NAACP holds rally for Trayvon Martin in LA
LOS ANGELES (AP) — Civil rights leaders and relatives of Trayvon Martin and a slain California teenager joined together at a Los Angeles rally Thursday, urging justice and tolerance and called for action to stop the violence.
A photo of Martin wearing a hooded sweatshirt sat at the podium at the West Angeles Church of God in Christ with the word "Justice" written in red below his face. Martin was wearing a hoodie when he was shot on Feb. 26.
"There are Trayvons all over this country," the Rev. Al Sharpton told the cheering crowd. "What kind of world are we living in that we can put a black man in the White House, but a black man can't walk through a gated community?"
Martin was shot to death Feb. 26 as he walked on a rainy night in a Florida gated community.
Martin's mother Sybrina Fulton thanked the crowd, which donated thousands of dollars in cash and checks, to a foundation in her son's name in a collection led by Sharpton, who contributed $500 himself.
"Be encouraged, I am encouraged. I believe justice will be served," said Fulton.
Martin's father, Tracy Martin, added that he made a vow to his son that he would not let Trayvon's life be taken in vain.
Neighborhood watch volunteer George Zimmerman has been charged with second-degree murder in Martin's death. Zimmerman claims self-defense, but Martin's family claims he targeted the unarmed teen mainly because the teen was black. Zimmerman's parents are white and Hispanic.
Comedian Paul Rodriguez, who grew up in Compton, said Latinos and blacks shouldn't be divided by the Martin death and called for unity.
"They're afraid of us because they don't know us" Rodriguez said. "Let this not separate us."
Kendrec McDade, a 19-year-old college student, was unarmed when he was shot to death last month by Pasadena police who were responding to what turned out to be a false report of an armed robbery.
"When they took something from me that made me want to give them a piece of my mind," McDade's father Kenneth McDade told the crowd. "Kendrec didn't have nothing bad in his body," McDade said.
McDade's family has filed a claim against the city of Pasadena and five officers, alleging that poorly trained officers killed the teen.
Claudia Harrison, 53, said she had never attended a civil rights rally before Thursday night's rally and said she was motivated by her son.
"I have a son.
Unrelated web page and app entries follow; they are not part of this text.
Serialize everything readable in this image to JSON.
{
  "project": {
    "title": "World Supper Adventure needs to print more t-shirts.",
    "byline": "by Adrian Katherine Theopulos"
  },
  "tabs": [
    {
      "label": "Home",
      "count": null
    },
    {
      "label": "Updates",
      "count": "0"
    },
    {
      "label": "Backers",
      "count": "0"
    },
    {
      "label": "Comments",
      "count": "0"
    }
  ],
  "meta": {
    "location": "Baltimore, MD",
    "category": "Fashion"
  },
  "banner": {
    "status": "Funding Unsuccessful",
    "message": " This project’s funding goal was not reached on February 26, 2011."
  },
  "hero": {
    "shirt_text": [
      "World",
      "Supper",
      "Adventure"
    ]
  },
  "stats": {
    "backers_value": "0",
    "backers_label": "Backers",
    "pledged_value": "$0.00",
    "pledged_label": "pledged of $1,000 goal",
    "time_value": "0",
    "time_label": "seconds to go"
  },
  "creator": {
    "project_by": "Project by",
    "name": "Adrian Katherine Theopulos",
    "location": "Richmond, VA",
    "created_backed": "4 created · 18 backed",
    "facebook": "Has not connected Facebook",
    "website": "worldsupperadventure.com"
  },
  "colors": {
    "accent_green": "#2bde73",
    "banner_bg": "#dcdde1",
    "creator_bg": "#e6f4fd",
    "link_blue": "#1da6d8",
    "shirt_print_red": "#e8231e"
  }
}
This could have easily happened to my son," said Harrison, her voice breaking with emotion on the last word.